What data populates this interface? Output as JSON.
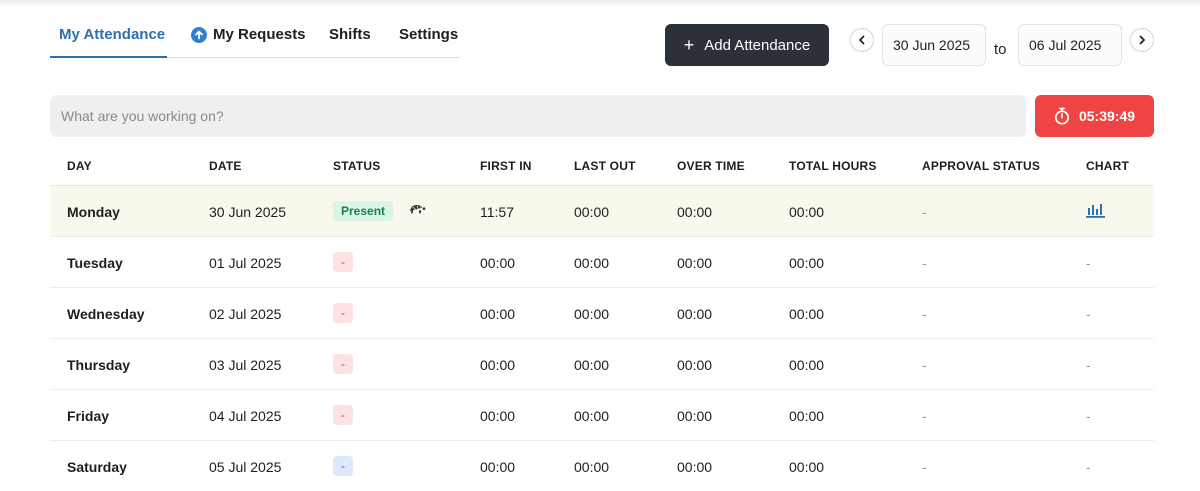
{
  "tabs": [
    {
      "label": "My Attendance",
      "active": true
    },
    {
      "label": "My Requests",
      "active": false
    },
    {
      "label": "Shifts",
      "active": false
    },
    {
      "label": "Settings",
      "active": false
    }
  ],
  "toolbar": {
    "add_label": "Add Attendance",
    "date_from": "30 Jun 2025",
    "to_label": "to",
    "date_to": "06 Jul 2025"
  },
  "search": {
    "placeholder": "What are you working on?"
  },
  "timer": {
    "value": "05:39:49"
  },
  "colors": {
    "accent": "#2f6fb0",
    "timer": "#ef4444",
    "button": "#2c3038",
    "highlight_row": "#f8f8ec"
  },
  "table": {
    "headers": [
      "DAY",
      "DATE",
      "STATUS",
      "FIRST IN",
      "LAST OUT",
      "OVER TIME",
      "TOTAL HOURS",
      "APPROVAL STATUS",
      "CHART"
    ],
    "rows": [
      {
        "day": "Monday",
        "date": "30 Jun 2025",
        "status": "Present",
        "status_type": "present",
        "first_in": "11:57",
        "last_out": "00:00",
        "over_time": "00:00",
        "total_hours": "00:00",
        "approval": "-",
        "chart": "bar-chart-icon"
      },
      {
        "day": "Tuesday",
        "date": "01 Jul 2025",
        "status": "-",
        "status_type": "red",
        "first_in": "00:00",
        "last_out": "00:00",
        "over_time": "00:00",
        "total_hours": "00:00",
        "approval": "-",
        "chart": "-"
      },
      {
        "day": "Wednesday",
        "date": "02 Jul 2025",
        "status": "-",
        "status_type": "red",
        "first_in": "00:00",
        "last_out": "00:00",
        "over_time": "00:00",
        "total_hours": "00:00",
        "approval": "-",
        "chart": "-"
      },
      {
        "day": "Thursday",
        "date": "03 Jul 2025",
        "status": "-",
        "status_type": "red",
        "first_in": "00:00",
        "last_out": "00:00",
        "over_time": "00:00",
        "total_hours": "00:00",
        "approval": "-",
        "chart": "-"
      },
      {
        "day": "Friday",
        "date": "04 Jul 2025",
        "status": "-",
        "status_type": "red",
        "first_in": "00:00",
        "last_out": "00:00",
        "over_time": "00:00",
        "total_hours": "00:00",
        "approval": "-",
        "chart": "-"
      },
      {
        "day": "Saturday",
        "date": "05 Jul 2025",
        "status": "-",
        "status_type": "blue",
        "first_in": "00:00",
        "last_out": "00:00",
        "over_time": "00:00",
        "total_hours": "00:00",
        "approval": "-",
        "chart": "-"
      }
    ]
  }
}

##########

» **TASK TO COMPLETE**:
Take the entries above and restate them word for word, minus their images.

» **RESPONSE AREA**:
What data populates this interface? Output as JSON.
{
  "tabs": [
    {
      "label": "My Attendance",
      "active": true
    },
    {
      "label": "My Requests",
      "active": false
    },
    {
      "label": "Shifts",
      "active": false
    },
    {
      "label": "Settings",
      "active": false
    }
  ],
  "toolbar": {
    "add_label": "Add Attendance",
    "date_from": "30 Jun 2025",
    "to_label": "to",
    "date_to": "06 Jul 2025"
  },
  "search": {
    "placeholder": "What are you working on?"
  },
  "timer": {
    "value": "05:39:49"
  },
  "colors": {
    "accent": "#2f6fb0",
    "timer": "#ef4444",
    "button": "#2c3038",
    "highlight_row": "#f8f8ec"
  },
  "table": {
    "headers": [
      "DAY",
      "DATE",
      "STATUS",
      "FIRST IN",
      "LAST OUT",
      "OVER TIME",
      "TOTAL HOURS",
      "APPROVAL STATUS",
      "CHART"
    ],
    "rows": [
      {
        "day": "Monday",
        "date": "30 Jun 2025",
        "status": "Present",
        "status_type": "present",
        "first_in": "11:57",
        "last_out": "00:00",
        "over_time": "00:00",
        "total_hours": "00:00",
        "approval": "-",
        "chart": "bar-chart-icon"
      },
      {
        "day": "Tuesday",
        "date": "01 Jul 2025",
        "status": "-",
        "status_type": "red",
        "first_in": "00:00",
        "last_out": "00:00",
        "over_time": "00:00",
        "total_hours": "00:00",
        "approval": "-",
        "chart": "-"
      },
      {
        "day": "Wednesday",
        "date": "02 Jul 2025",
        "status": "-",
        "status_type": "red",
        "first_in": "00:00",
        "last_out": "00:00",
        "over_time": "00:00",
        "total_hours": "00:00",
        "approval": "-",
        "chart": "-"
      },
      {
        "day": "Thursday",
        "date": "03 Jul 2025",
        "status": "-",
        "status_type": "red",
        "first_in": "00:00",
        "last_out": "00:00",
        "over_time": "00:00",
        "total_hours": "00:00",
        "approval": "-",
        "chart": "-"
      },
      {
        "day": "Friday",
        "date": "04 Jul 2025",
        "status": "-",
        "status_type": "red",
        "first_in": "00:00",
        "last_out": "00:00",
        "over_time": "00:00",
        "total_hours": "00:00",
        "approval": "-",
        "chart": "-"
      },
      {
        "day": "Saturday",
        "date": "05 Jul 2025",
        "status": "-",
        "status_type": "blue",
        "first_in": "00:00",
        "last_out": "00:00",
        "over_time": "00:00",
        "total_hours": "00:00",
        "approval": "-",
        "chart": "-"
      }
    ]
  }
}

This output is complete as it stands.